> _Records for the exercise_:
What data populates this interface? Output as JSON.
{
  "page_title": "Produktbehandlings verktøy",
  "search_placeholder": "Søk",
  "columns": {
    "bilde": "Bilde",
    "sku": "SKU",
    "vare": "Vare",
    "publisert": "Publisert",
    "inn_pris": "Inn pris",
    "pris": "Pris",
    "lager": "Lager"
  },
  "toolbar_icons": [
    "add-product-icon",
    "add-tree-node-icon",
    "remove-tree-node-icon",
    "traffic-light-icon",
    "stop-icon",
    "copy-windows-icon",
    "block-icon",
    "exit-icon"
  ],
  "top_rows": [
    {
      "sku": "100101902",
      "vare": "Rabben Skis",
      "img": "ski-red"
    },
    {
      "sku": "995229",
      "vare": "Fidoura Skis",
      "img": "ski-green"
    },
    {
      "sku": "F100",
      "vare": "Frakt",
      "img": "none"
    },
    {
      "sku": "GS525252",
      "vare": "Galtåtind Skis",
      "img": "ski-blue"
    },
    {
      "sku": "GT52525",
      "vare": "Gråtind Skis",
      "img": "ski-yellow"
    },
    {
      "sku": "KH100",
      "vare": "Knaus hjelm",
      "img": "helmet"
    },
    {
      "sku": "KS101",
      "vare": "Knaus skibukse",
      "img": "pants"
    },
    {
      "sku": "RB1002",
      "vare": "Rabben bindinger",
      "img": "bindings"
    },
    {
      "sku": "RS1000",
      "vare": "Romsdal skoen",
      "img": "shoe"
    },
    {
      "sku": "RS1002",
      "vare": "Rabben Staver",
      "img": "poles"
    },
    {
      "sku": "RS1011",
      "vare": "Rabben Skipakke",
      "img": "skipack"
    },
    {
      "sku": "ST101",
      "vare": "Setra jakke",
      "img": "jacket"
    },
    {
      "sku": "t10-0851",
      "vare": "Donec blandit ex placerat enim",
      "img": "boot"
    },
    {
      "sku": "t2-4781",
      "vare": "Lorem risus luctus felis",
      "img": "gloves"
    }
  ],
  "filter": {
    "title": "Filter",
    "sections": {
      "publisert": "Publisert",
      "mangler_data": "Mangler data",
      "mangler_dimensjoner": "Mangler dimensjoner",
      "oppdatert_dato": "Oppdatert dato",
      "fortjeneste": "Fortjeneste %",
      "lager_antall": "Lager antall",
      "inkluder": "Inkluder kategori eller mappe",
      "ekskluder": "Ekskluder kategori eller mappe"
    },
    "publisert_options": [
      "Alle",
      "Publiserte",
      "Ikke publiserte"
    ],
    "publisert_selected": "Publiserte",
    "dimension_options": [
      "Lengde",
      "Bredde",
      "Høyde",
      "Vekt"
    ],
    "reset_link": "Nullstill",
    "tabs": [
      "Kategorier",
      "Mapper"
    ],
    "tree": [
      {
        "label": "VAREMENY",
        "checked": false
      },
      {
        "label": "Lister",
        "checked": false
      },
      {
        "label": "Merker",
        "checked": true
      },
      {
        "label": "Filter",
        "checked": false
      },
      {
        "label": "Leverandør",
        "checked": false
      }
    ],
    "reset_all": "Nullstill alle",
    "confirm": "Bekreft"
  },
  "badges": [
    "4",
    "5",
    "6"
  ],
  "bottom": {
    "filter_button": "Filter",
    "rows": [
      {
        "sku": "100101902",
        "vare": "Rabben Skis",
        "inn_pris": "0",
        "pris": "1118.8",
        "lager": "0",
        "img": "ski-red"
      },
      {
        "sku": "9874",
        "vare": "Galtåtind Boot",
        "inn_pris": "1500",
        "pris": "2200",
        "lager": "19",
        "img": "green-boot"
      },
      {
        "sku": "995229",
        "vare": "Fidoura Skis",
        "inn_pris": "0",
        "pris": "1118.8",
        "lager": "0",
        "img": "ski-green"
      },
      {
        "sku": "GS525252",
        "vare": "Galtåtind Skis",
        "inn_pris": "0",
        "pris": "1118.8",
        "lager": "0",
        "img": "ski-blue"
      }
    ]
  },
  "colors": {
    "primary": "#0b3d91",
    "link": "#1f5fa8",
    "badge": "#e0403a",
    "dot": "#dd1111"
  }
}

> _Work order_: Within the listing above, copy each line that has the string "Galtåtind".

> _Answer to this problem_:
      "vare": "Galtåtind Skis",
        "vare": "Galtåtind Boot",
        "vare": "Galtåtind Skis",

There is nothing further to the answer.